When it comes to pregnancy, it can seem like everyone you meet has an opinion on what’s best, from what you should eat to where you should deliver. With so many voices chiming in, it’s hard to cut through the noise. So we went right to the source of useful, accurate, must-know advice: ob-gyns who guide countless women through pregnancy every day. If they could each offer just one top tip for moms-to-be, what would it be? Here’s what they said.
1. Recognize you’re doing this incredible thing—creating life.
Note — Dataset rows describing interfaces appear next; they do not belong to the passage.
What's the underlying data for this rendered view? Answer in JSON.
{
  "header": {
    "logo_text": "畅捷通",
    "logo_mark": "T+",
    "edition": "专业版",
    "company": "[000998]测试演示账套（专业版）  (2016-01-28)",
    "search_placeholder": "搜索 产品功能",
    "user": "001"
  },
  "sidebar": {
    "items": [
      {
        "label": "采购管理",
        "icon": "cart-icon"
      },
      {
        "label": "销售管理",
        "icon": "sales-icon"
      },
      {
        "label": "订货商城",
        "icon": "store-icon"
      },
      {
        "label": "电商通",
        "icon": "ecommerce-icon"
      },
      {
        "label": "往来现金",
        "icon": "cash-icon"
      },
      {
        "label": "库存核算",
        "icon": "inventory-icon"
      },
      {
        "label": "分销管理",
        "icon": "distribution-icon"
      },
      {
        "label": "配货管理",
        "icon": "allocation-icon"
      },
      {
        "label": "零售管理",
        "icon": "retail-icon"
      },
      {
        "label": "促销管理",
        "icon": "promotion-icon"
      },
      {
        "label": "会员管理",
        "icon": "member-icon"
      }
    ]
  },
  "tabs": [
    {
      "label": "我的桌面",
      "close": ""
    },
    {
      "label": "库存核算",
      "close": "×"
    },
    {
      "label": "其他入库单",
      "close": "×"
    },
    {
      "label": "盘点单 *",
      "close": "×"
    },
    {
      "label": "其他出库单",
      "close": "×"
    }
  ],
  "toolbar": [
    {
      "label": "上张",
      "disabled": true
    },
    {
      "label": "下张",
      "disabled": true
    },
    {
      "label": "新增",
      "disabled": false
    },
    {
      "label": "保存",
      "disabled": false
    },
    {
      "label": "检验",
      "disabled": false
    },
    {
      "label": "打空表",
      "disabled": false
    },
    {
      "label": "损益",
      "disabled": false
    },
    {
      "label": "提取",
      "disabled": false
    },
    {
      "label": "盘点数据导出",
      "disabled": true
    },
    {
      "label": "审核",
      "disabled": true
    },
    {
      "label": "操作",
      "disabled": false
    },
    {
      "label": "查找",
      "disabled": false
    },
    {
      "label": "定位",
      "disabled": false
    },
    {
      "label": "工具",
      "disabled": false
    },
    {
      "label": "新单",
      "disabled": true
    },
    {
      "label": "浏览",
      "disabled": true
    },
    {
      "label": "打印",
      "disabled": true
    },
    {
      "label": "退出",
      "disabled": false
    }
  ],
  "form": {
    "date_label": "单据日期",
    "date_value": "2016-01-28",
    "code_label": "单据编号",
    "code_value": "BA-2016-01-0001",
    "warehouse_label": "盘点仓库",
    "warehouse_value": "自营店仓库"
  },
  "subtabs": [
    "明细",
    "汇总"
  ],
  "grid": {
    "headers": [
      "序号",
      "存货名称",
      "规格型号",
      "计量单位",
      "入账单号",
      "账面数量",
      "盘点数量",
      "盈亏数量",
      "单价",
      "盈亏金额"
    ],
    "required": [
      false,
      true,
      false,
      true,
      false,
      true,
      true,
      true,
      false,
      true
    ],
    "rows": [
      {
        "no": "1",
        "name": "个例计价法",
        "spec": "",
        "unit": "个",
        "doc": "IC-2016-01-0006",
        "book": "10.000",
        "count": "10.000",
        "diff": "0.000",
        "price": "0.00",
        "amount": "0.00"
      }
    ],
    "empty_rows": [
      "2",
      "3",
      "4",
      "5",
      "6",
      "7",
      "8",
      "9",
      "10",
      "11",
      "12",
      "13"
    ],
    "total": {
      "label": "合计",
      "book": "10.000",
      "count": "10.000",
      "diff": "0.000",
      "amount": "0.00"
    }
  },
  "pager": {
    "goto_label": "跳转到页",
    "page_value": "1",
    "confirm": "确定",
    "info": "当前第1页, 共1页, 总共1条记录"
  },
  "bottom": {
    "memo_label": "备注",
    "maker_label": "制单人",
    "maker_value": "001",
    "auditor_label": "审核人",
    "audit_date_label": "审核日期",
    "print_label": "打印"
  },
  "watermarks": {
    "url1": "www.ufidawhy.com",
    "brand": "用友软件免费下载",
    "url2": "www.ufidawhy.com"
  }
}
“I know from personal experience that pregnancy is hard, uncomfortable, often painful and a complete sacrifice, but whenever you’re struggling, try to focus on the miracle of what’s going on inside you! You’re creating a human from one microscopic cell to what will become a living, breathing human capable of loving, learning and contributing to this world. Yes, pregnancy is natural and common, but it’s also incredible and often desired so intensely that the measures to obtain it are marvels themselves. I think truly recognizing the miracle of creating life makes eating healthy, avoiding certain foods and drinks, sacrificing hobbies, changing exercise routines and living with pain just a little bit easier. Hopefully recognizing what you’re doing makes what otherwise is a struggle into an absolute honor and gift.” —Candice Wood, MD, ob-gyn at Banner–University Medical Center Phoenix
2. Trust your OB or midwife.
“Pregnancy, especially for first-timers, is unchartered territory. Your trusted source of medical advice and guidance should come from the person you choose to be the captain of your ship: your OB or midwife. If you feel communication lines aren’t open and you don’t feel confident or comfortable getting your information from your chosen healthcare provider, you should find a new captain to lead this journey.” —Sheeva Talebian, MD, ob-gyn in New York City and co-founder of Truly-MD.com
3. Participate in your prenatal care.
“Be an equal partner with your healthcare provider. We want women to be informed, to understand their health and ask questions. Things aren’t always straightforward, and the [medical] decisions that are made…